Describing life in London, he further writes, “Even more impressive was the sense of orderliness all around. Everyone was doing whatever they were doing, the vendors, shoppers, sightseers. But it wasn’t at all chaotic; there was no mass confusion, the noise level didn’t break your eardrums.”

On the education system in America, he comments, “Studying in America was an altogether different experience. In India, I was taught to remember facts. I was tested and graded only once a year on the basis of my memory. In the US I had options to select courses and I was tested and graded every few weeks on a regular basis. I was taught to focus on problem-solving and critical thinking, collaboration, teamwork and a lot more.”

His financial condition was none too comfortable in America during the initial years. On his family’s experience, he writes, “Our lives, Anu’s and mine, were progressing smoothly. We picked up a black-and-white TV in decent working condition from the garbage, bought a used refrigerator for 10 dollars, a stove for 20 and a sofa for 40, and began our journey – with little money but lots of adventures.”

Looking back over his illustrious career in India dealing with C-DOT, Technology Missions, Telecom Commission and so on he observes, “I realized that I am also at the crossroads, like world and my India. Technology has changed everything, including me, and the potential for change is even bigger in the future. It is time for me to change too? Now that I am not going to be preoccupied with India, it is time to pay attention to the wishes of my family? I know that Anu wants me to spend more time at home, travel less, meet with family and friends, and focus on my health.”

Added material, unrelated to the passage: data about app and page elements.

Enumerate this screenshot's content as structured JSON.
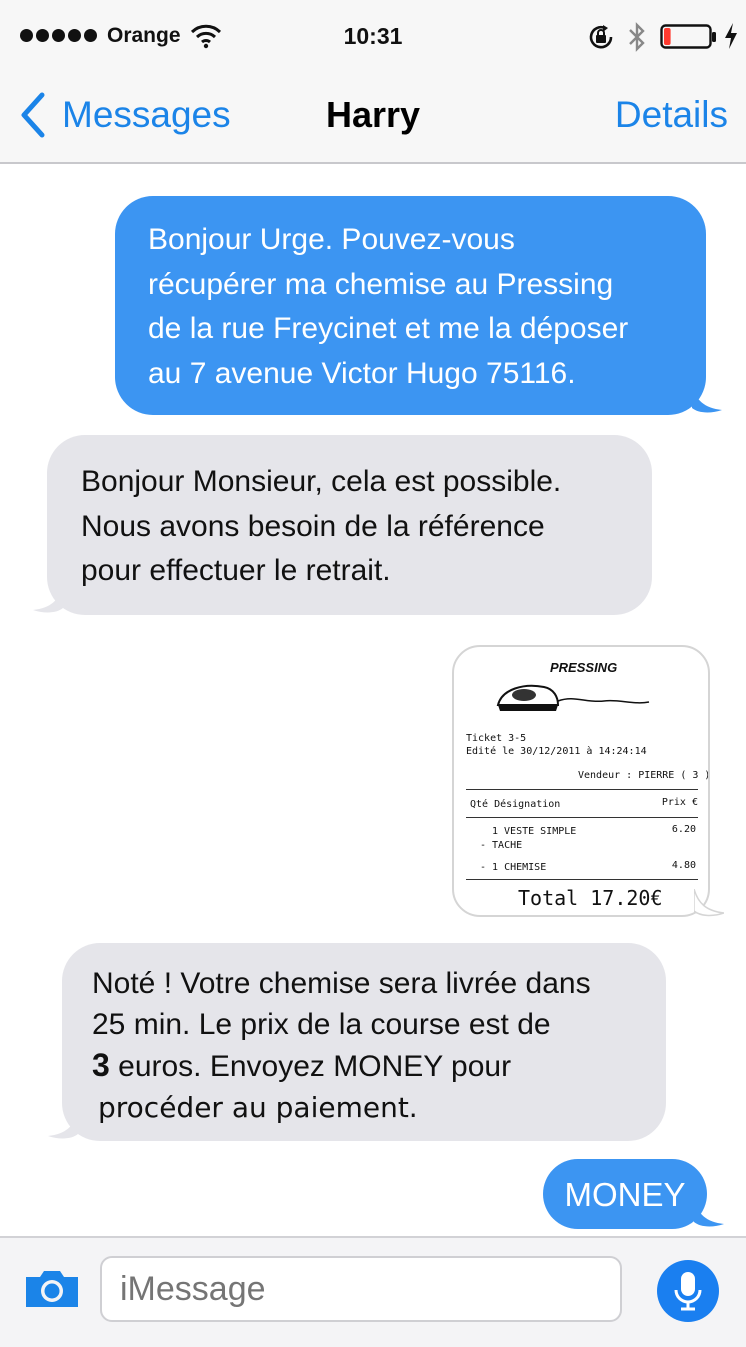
{
  "status_bar": {
    "carrier": "Orange",
    "time": "10:31",
    "signal_bars": 5,
    "battery_level": 0.15,
    "battery_color": "#ff3b30",
    "icons": [
      "wifi-icon",
      "rotation-lock-icon",
      "bluetooth-icon",
      "battery-icon",
      "charging-bolt-icon"
    ]
  },
  "nav": {
    "back_label": "Messages",
    "title": "Harry",
    "details_label": "Details"
  },
  "messages": [
    {
      "direction": "outgoing",
      "lines": [
        "Bonjour Urge. Pouvez-vous",
        "récupérer ma chemise au Pressing",
        "de la rue Freycinet et me la déposer",
        "au 7 avenue Victor Hugo 75116."
      ]
    },
    {
      "direction": "incoming",
      "lines": [
        "Bonjour Monsieur, cela est possible.",
        "Nous avons besoin de la référence",
        "pour effectuer le retrait."
      ]
    },
    {
      "direction": "outgoing",
      "type": "image",
      "receipt": {
        "shop": "PRESSING",
        "ticket": "Ticket 3-5",
        "edited": "Edité le 30/12/2011 à 14:24:14",
        "seller": "Vendeur : PIERRE ( 3 )",
        "col_left": "Qté Désignation",
        "col_right": "Prix €",
        "items": [
          {
            "line": "1 VESTE SIMPLE",
            "sub": "- TACHE",
            "price": "6.20"
          },
          {
            "line": "- 1 CHEMISE",
            "sub": "",
            "price": "4.80"
          }
        ],
        "total": "Total 17.20€"
      }
    },
    {
      "direction": "incoming",
      "lines": [
        "Noté ! Votre chemise sera livrée dans",
        "25 min. Le prix de la course est de"
      ],
      "line3_num": "3",
      "line3_rest": " euros. Envoyez MONEY pour",
      "line4": "procéder au paiement."
    },
    {
      "direction": "outgoing",
      "lines": [
        "MONEY"
      ]
    }
  ],
  "composer": {
    "placeholder": "iMessage"
  },
  "colors": {
    "outgoing_bubble": "#3c95f2",
    "incoming_bubble": "#e5e5ea",
    "accent": "#1b84e8"
  }
}
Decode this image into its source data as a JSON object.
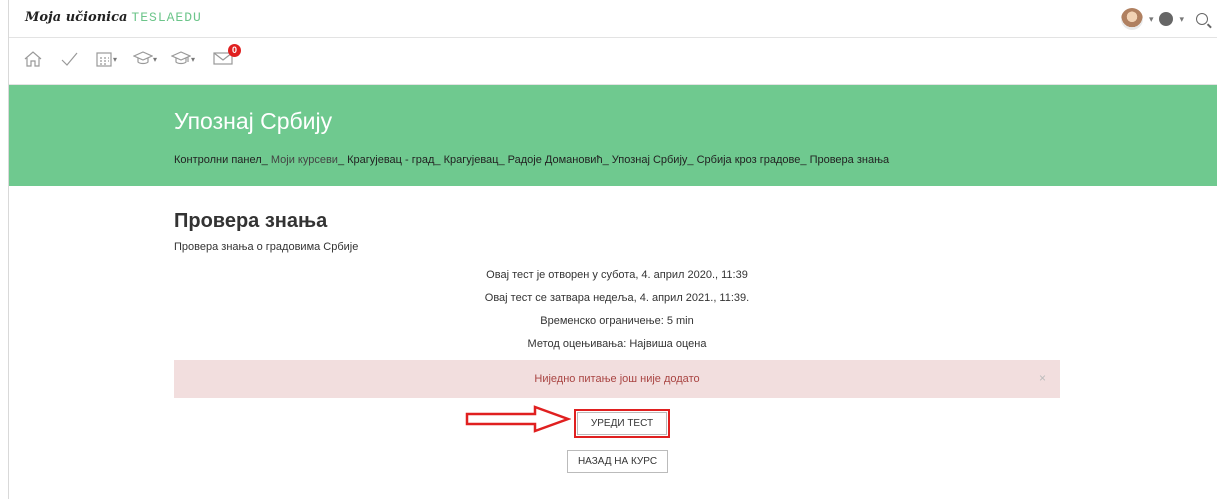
{
  "header": {
    "brand_script": "Moja učionica",
    "brand_logo": "TESLAEDU",
    "icons": [
      "avatar",
      "globe-icon",
      "search-icon"
    ]
  },
  "toolbar": {
    "icons": [
      "home-icon",
      "checkmark-icon",
      "calendar-icon",
      "graduation-cap-icon",
      "graduation-cap-alt-icon",
      "mail-icon"
    ],
    "mail_badge": "0"
  },
  "banner": {
    "title": "Упознај Србију",
    "breadcrumbs": [
      "Контролни панел",
      "Моји курсеви",
      "Крагујевац - град",
      "Крагујевац",
      "Радоје Домановић",
      "Упознај Србију",
      "Србија кроз градове",
      "Провера знања"
    ],
    "separator": "_",
    "color": "#6fc98f"
  },
  "main": {
    "page_title": "Провера знања",
    "description": "Провера знања о градовима Србије",
    "info_lines": [
      "Овај тест је отворен у субота, 4. април 2020., 11:39",
      "Овај тест се затвара недеља, 4. април 2021., 11:39.",
      "Временско ограничење: 5 min",
      "Метод оцењивања: Највиша оцена"
    ],
    "alert_text": "Ниједно питање још није додато",
    "alert_close": "×",
    "edit_button": "УРЕДИ ТЕСТ",
    "back_button": "НАЗАД НА КУРС"
  }
}
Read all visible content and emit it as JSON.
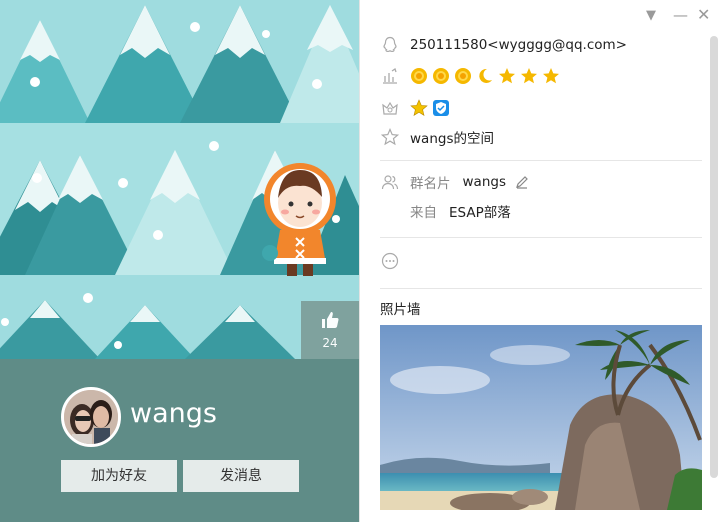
{
  "profile": {
    "nickname": "wangs",
    "likes": "24",
    "add_friend_label": "加为好友",
    "send_message_label": "发消息"
  },
  "info": {
    "qq": "250111580<wygggg@qq.com>",
    "level_icons": [
      "sun",
      "sun",
      "sun",
      "moon",
      "star",
      "star",
      "star"
    ],
    "space_link": "wangs的空间",
    "group_card_label": "群名片",
    "group_card_value": "wangs",
    "from_label": "来自",
    "from_value": "ESAP部落",
    "photo_wall_title": "照片墙"
  },
  "colors": {
    "banner_bg": "#9fdcdf",
    "bottom_bg": "#5f8c87",
    "accent_blue": "#1a8ee8"
  },
  "icons": [
    "penguin-icon",
    "level-icon",
    "badge-icon",
    "star-outline-icon",
    "group-icon",
    "edit-icon",
    "more-icon",
    "like-icon",
    "dropdown-icon",
    "minimize-icon",
    "close-icon"
  ]
}
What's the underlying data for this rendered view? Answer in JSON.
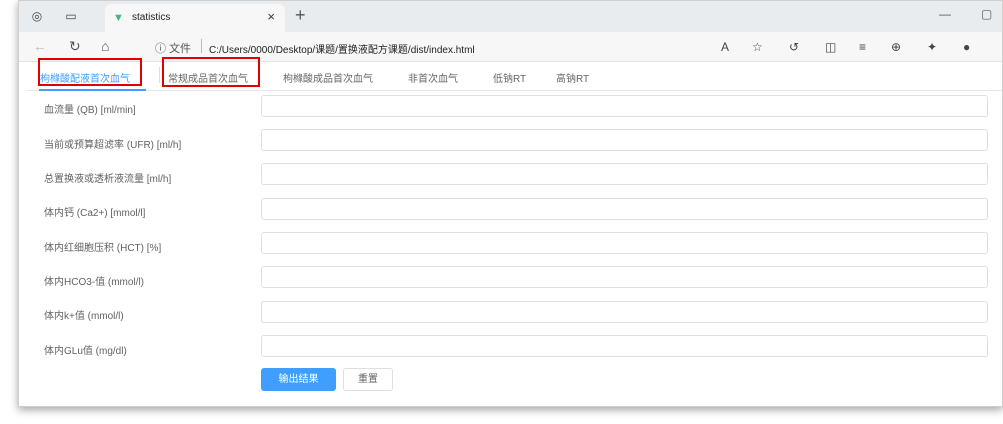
{
  "browser": {
    "tab_title": "statistics",
    "tab_close": "×",
    "new_tab": "+",
    "minimize": "—",
    "restore": "▢",
    "url_info": "ⓘ 文件",
    "url": "C:/Users/0000/Desktop/课题/置换液配方课题/dist/index.html"
  },
  "app": {
    "tabs": [
      {
        "label": "枸橼酸配液首次血气"
      },
      {
        "label": "常规成品首次血气"
      },
      {
        "label": "枸橼酸成品首次血气"
      },
      {
        "label": "非首次血气"
      },
      {
        "label": "低钠RT"
      },
      {
        "label": "高钠RT"
      }
    ],
    "fields": [
      {
        "label": "血流量 (QB) [ml/min]"
      },
      {
        "label": "当前或预算超滤率 (UFR) [ml/h]"
      },
      {
        "label": "总置换液或透析液流量 [ml/h]"
      },
      {
        "label": "体内钙 (Ca2+) [mmol/l]"
      },
      {
        "label": "体内红细胞压积 (HCT) [%]"
      },
      {
        "label": "体内HCO3-值 (mmol/l)"
      },
      {
        "label": "体内k+值 (mmol/l)"
      },
      {
        "label": "体内GLu值 (mg/dl)"
      }
    ],
    "submit_label": "输出结果",
    "reset_label": "重置"
  },
  "colors": {
    "accent": "#409eff",
    "highlight_box": "#e00000"
  }
}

Keeping in perspective his four year old granddaughter Sam Pitroda writes, “I want Aria to know that I was a loner. I never could fit into any box, club or society…. I also built a network of connections and contacts with global leaders and champions. I want Aria to know that I lived in multiple countries, different cultures – and multiple realities – at the same time. I had lots of energy and focus, and learned to get things done against all the odds of the world stacked up against me.”

Sam Pitroda, ‘Dreaming Big – My Journey to Connect India’, Penguin Books.